Find every line in the records below that contains "Layout", and copy it.

[DATA IN THIS EXERCISE Boundary: Start]

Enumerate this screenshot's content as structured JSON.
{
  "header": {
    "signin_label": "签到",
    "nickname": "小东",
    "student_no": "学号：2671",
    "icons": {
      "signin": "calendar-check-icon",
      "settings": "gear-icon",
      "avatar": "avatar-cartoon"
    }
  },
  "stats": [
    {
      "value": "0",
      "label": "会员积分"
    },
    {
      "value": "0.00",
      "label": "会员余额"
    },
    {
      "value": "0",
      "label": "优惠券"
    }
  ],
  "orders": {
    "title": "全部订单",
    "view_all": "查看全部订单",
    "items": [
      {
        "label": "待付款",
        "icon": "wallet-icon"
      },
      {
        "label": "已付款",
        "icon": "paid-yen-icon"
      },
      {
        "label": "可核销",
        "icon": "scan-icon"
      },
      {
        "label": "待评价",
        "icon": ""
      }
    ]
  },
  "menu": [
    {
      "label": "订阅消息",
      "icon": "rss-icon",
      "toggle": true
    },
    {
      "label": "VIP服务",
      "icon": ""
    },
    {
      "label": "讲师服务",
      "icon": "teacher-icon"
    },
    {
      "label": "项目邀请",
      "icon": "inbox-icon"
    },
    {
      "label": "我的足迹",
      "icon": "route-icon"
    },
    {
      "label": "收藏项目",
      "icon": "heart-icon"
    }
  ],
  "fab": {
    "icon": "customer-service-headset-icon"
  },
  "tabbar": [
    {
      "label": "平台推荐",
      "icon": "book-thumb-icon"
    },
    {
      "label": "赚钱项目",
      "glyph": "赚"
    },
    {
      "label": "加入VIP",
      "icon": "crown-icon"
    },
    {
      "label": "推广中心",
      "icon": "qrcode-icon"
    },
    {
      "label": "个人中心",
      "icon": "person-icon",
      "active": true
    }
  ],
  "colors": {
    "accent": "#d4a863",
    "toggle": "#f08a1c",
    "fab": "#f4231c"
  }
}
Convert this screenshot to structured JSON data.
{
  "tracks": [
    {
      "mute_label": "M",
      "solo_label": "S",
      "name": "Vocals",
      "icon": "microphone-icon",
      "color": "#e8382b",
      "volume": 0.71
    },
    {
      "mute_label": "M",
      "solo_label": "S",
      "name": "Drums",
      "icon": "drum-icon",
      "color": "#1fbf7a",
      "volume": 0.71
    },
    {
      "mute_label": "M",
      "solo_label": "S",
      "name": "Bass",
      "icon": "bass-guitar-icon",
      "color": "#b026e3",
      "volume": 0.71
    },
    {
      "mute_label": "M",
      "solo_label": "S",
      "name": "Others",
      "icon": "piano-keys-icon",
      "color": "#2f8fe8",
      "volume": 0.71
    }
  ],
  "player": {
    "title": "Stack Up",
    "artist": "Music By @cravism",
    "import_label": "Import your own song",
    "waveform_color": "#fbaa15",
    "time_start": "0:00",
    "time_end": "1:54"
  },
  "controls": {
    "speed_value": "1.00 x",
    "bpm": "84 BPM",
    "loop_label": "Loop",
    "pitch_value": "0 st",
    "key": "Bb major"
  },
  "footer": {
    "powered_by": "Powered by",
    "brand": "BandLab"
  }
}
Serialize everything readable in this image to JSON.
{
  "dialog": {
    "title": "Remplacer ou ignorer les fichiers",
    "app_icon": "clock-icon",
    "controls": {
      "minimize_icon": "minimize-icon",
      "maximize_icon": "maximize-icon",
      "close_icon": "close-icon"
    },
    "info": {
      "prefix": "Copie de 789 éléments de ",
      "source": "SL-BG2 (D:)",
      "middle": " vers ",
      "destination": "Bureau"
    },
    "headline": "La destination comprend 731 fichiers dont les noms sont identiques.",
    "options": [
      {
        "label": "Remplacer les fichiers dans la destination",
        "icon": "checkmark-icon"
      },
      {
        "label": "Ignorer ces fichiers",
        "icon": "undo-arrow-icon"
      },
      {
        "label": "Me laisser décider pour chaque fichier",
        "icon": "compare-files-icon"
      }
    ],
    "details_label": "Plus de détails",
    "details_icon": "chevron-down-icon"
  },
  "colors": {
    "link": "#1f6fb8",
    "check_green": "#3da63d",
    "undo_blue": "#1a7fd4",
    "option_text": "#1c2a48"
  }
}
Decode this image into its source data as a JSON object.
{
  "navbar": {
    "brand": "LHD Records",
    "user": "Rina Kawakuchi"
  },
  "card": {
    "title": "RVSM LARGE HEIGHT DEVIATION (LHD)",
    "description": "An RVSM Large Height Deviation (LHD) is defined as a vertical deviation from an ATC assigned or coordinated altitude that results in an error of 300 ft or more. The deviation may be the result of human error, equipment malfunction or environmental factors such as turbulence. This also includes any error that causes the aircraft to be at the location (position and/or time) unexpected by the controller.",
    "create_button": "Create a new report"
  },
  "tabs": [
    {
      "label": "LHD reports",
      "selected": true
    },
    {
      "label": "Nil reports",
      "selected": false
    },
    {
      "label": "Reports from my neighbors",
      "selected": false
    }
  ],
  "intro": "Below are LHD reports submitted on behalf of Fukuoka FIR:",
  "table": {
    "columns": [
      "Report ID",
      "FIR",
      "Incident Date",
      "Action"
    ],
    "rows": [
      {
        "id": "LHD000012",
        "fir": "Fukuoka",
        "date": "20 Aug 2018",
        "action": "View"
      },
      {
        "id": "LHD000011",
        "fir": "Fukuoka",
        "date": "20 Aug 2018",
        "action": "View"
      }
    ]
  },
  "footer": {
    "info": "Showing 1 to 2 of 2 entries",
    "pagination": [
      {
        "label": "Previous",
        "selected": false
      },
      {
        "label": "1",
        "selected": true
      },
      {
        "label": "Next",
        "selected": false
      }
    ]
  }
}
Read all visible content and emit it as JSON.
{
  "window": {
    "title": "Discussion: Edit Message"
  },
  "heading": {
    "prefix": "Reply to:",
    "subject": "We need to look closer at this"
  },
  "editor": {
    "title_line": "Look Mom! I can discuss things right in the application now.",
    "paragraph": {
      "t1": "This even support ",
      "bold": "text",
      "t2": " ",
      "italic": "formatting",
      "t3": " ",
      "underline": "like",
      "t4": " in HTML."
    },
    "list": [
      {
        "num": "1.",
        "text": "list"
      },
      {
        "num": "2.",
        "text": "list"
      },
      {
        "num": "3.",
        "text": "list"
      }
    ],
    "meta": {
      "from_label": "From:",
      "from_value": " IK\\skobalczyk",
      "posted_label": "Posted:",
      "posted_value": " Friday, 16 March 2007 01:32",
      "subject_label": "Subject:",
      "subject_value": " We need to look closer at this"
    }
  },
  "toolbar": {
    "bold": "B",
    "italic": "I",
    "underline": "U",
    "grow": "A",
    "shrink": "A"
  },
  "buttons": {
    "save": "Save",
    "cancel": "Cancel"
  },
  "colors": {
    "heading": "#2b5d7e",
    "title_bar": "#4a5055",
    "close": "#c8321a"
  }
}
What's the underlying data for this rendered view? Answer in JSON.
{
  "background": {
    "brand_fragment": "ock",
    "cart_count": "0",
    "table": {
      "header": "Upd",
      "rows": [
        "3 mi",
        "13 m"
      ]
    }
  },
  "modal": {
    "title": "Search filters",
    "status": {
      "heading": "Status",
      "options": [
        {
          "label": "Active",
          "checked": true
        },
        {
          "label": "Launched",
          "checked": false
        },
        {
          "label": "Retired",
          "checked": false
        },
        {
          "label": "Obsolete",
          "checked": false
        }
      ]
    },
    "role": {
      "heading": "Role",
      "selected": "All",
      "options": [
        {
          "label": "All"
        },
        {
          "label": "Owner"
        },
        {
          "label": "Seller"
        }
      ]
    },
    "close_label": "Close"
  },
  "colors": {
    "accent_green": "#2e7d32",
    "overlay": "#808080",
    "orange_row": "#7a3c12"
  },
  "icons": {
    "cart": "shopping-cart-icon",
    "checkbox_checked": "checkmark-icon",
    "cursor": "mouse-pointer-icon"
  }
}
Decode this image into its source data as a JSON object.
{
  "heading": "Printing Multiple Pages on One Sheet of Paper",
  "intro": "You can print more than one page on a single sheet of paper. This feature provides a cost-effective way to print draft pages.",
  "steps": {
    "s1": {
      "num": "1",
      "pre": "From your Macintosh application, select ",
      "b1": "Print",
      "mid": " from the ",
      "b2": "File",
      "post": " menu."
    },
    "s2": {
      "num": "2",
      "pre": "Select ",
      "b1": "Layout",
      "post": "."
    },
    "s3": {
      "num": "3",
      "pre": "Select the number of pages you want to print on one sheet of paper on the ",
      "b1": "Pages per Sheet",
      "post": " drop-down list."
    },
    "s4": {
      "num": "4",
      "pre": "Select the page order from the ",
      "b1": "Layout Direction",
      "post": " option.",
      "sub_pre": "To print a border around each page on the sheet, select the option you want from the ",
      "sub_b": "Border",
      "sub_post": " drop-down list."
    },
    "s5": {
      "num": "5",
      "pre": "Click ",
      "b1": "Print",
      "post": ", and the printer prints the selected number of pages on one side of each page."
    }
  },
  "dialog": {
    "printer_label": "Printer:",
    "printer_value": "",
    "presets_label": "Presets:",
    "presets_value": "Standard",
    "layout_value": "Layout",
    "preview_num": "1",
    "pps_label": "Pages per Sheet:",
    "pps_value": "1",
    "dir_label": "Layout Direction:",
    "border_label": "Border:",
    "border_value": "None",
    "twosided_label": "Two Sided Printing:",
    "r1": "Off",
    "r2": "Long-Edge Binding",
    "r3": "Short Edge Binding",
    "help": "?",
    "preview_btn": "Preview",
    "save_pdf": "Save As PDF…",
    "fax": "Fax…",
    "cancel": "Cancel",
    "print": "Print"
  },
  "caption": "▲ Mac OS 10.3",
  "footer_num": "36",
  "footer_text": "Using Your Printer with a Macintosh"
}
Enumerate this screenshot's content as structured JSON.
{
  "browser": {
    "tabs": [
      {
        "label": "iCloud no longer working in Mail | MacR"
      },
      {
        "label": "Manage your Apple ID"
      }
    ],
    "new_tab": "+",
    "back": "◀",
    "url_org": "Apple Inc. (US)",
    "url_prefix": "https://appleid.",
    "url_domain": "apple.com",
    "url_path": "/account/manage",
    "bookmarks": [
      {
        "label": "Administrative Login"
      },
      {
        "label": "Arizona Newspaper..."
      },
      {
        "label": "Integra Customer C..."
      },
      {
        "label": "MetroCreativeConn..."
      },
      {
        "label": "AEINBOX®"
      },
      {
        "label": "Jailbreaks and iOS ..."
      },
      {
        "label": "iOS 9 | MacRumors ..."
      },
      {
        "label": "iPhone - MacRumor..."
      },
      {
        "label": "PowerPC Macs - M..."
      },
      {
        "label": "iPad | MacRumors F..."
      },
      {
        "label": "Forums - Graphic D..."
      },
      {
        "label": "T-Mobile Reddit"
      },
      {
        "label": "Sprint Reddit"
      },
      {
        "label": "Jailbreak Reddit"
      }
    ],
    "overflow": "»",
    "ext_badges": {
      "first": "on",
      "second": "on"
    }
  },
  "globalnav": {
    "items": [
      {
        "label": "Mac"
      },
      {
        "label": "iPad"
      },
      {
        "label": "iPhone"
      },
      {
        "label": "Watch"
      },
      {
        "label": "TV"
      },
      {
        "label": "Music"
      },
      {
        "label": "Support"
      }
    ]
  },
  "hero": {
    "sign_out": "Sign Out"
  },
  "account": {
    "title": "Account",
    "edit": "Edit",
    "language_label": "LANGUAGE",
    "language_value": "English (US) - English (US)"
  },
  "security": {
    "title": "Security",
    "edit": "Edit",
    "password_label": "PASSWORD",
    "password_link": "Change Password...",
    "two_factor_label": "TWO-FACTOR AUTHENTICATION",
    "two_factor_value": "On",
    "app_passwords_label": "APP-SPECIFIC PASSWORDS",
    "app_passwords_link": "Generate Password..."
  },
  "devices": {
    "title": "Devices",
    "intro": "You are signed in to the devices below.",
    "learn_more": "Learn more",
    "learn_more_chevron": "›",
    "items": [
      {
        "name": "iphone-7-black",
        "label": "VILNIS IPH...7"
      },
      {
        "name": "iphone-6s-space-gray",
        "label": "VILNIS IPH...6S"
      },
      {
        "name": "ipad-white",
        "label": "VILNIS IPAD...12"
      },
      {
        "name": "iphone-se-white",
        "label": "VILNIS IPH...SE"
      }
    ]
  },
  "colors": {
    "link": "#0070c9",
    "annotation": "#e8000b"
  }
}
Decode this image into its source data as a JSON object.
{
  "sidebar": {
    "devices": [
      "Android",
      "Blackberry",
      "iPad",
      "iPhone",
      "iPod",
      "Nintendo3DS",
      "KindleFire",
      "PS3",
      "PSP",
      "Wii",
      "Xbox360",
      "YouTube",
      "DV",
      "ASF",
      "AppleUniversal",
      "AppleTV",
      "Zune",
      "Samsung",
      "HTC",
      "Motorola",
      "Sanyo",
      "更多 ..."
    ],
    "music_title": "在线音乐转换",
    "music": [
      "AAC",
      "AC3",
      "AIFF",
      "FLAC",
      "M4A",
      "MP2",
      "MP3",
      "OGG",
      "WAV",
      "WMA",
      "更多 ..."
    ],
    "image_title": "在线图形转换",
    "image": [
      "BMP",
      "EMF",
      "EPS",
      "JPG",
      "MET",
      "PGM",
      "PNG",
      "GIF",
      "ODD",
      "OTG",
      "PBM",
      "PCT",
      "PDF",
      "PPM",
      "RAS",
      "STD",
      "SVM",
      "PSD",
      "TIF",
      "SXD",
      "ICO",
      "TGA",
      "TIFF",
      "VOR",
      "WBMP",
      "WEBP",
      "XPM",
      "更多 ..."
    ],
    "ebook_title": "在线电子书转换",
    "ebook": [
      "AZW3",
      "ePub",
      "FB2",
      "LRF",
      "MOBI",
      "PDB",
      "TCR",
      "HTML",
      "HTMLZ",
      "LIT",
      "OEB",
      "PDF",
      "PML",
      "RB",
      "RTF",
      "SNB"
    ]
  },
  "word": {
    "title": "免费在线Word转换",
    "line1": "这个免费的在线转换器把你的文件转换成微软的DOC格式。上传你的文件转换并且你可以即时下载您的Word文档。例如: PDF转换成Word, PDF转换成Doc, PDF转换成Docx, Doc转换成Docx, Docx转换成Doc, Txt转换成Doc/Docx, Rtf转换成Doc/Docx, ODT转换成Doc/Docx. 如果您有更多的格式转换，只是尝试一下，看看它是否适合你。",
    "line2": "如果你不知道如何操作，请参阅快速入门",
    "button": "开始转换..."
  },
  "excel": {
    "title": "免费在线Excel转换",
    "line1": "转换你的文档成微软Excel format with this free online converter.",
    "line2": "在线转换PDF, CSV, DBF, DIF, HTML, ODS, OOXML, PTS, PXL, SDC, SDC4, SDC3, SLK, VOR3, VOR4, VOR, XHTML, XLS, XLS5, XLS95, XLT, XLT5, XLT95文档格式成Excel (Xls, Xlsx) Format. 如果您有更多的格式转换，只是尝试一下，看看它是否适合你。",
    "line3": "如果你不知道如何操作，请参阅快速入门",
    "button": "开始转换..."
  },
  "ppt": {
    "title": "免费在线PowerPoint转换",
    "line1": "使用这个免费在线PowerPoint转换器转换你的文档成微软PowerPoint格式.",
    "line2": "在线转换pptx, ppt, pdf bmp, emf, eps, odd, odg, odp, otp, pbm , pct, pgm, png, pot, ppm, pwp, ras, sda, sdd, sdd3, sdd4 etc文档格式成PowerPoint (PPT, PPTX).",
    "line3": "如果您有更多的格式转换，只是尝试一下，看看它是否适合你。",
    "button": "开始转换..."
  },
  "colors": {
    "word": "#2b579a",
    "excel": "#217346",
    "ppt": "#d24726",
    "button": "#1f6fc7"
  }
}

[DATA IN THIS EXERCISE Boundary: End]

RESPONSE:
      "b1": "Layout",
      "b1": "Layout Direction",
    "layout_value": "Layout",
    "dir_label": "Layout Direction:",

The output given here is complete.